In Rakhine, soldiers fired indiscriminately hitting Ma Ye Ye Soe, 18, in the face. A four-year-old girl was also injured in the incident. In northern Shan, soldiers gunned down Mai Aike Zaup, 17, who was running away from a checkpoint thinking the armed men were rebels.
Yangon (AsiaNews) - As fighting continues in various parts of Myanmar, the death of two teenagers has sparked outrage in public opinion.
Ma Ye Ye Soe, 18, and Mai Aike Zaup, 17, are the latest victims of ethnic conflict in Rakhine and Shan states. Both were shot by the military, albeit under different circumstances.
Currently, Myanmar troops are fighting the Buddhist rebels of the Arakan Army (AA) in northern Rakhine State as well as the Ta'ang National Liberation Army (TNLA) in northern Shan State, where the armed group is fighting for the self-determination of the Ta'ang ethnic group.
Ma Ye Ye Soe died two days ago at her home in Myin Hpu, a village in Rathedaung Township (Rakhine), when she was struck in the face by a bullet.
Myin Hpu village administrator U Moe Kaung said that at about 10 o’clock on Wednesday, about 40 soldiers took up positions in the village.
At around 11.30 am, a mine exploded near the village. Although no one was hurt, the blast prompted the troops to randomly shoot into the village, sending locals fleeing to safer locations.
“I witnessed with my own eyes that Army soldiers were the only armed group shooting at the homes,” U Moe Kaung said.
A four-year-old girl, Ma Kay Thi Soe, was also injured in the shooting.
The Army unit fired at the village for almost one hour. Afterwards, soldiers rounded up 100 men from the community and held them for several hours. In the late afternoon, all were let go except for two.
Ma Ye Ye Soe's death came two days after that of Mai Aike Zaup, in Okk Mann Lee, a village in Kutkai Township (Shan).
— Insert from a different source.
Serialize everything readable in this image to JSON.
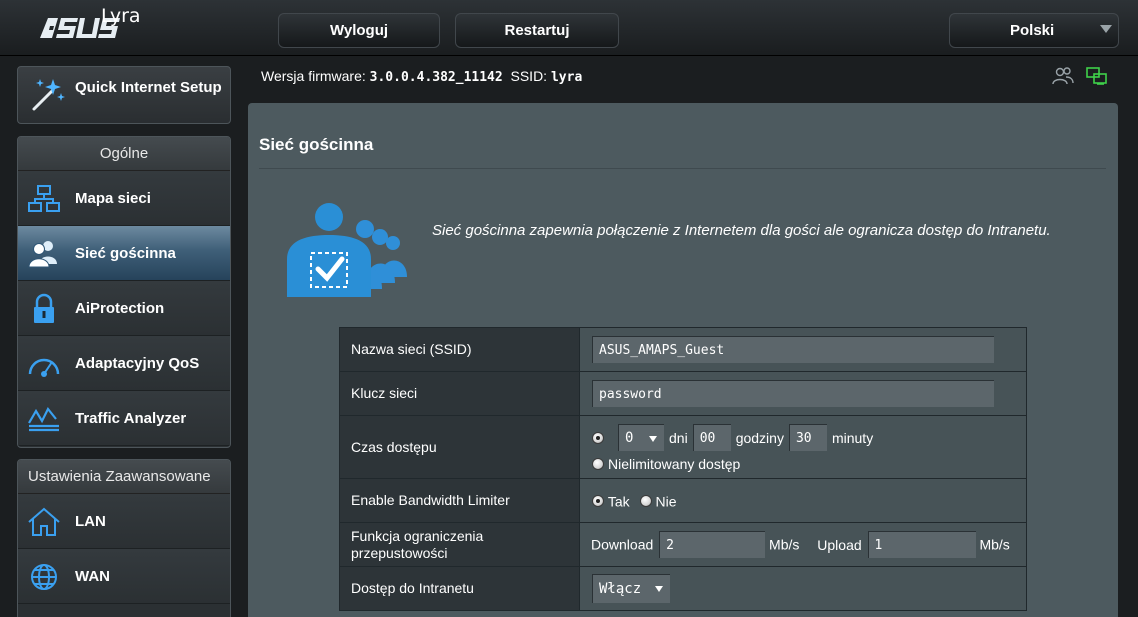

The 17-year-old man was returning from a pagoda festival with a friend when they ran into a group of soldiers, the Ta'ang Women's Organisation (WTO) said.
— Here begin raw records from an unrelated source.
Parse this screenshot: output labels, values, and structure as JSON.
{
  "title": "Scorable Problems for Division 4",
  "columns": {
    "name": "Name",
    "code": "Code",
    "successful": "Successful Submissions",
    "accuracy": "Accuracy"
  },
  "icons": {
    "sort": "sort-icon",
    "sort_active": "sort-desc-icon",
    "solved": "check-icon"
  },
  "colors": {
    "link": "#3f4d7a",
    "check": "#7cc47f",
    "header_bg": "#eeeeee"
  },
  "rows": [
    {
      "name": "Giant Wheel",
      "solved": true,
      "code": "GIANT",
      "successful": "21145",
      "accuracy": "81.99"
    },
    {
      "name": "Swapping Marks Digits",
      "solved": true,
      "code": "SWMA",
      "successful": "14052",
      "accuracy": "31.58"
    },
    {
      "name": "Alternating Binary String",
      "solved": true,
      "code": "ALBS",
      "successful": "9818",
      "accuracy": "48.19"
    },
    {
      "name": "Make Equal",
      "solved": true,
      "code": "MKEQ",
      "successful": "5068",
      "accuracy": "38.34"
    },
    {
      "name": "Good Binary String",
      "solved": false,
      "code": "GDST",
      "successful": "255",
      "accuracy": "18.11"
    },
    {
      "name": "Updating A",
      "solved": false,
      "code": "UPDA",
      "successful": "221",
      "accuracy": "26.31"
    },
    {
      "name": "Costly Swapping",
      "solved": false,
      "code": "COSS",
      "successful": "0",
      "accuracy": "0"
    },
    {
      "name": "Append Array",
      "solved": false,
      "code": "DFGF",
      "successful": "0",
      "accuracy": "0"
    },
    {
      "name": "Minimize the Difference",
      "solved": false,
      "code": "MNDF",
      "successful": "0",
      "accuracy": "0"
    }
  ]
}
There are no eyewitnesses, but local officials and Mai Aike Zaup's family said that the soldiers opened fire as the teens ran away. The two friends thought that the armed men were TNLA rebels, a group operating in the region.
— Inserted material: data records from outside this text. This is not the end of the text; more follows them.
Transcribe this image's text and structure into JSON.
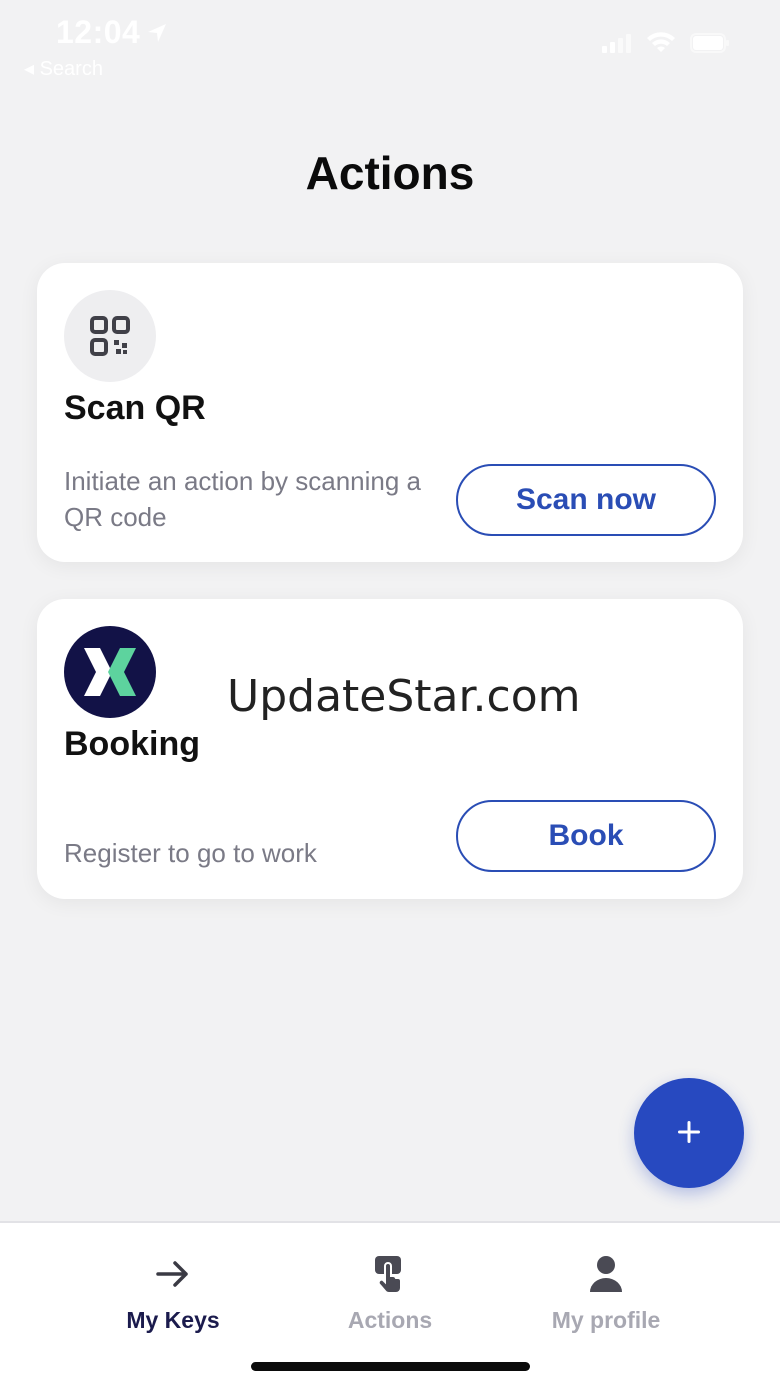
{
  "status_bar": {
    "time": "12:04",
    "back_label": "◂ Search",
    "icons": [
      "location-arrow-icon",
      "cellular-signal-icon",
      "wifi-icon",
      "battery-icon"
    ]
  },
  "page": {
    "title": "Actions"
  },
  "cards": [
    {
      "icon": "qr-code-icon",
      "title": "Scan QR",
      "description": "Initiate an action by scanning a QR code",
      "button_label": "Scan now"
    },
    {
      "icon": "booking-logo-icon",
      "title": "Booking",
      "description": "Register to go to work",
      "button_label": "Book",
      "watermark": "UpdateStar.com"
    }
  ],
  "fab": {
    "icon": "plus-icon",
    "label": "+"
  },
  "tab_bar": {
    "items": [
      {
        "label": "My Keys",
        "icon": "arrow-right-icon",
        "active": true
      },
      {
        "label": "Actions",
        "icon": "tap-hand-icon",
        "active": false
      },
      {
        "label": "My profile",
        "icon": "person-icon",
        "active": false
      }
    ]
  },
  "colors": {
    "accent": "#2749c0",
    "background": "#f2f2f3",
    "logo_bg": "#121247",
    "logo_green": "#5dd39e",
    "muted_text": "#7a7a86",
    "tab_inactive": "#a8a8b2",
    "tab_active": "#1b1b4d"
  }
}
Mai Aike Zaup was hit several times before collapsing to the ground, whilst his friend managed to escape.
The young man’s family said the soldiers realised their mistake and apologised for killing their son and paid them 2 million kyat (,311) in compensation.
TWO is now considering how to take legal action against the military for the teen’s death but will consult with the family to determine its wishes.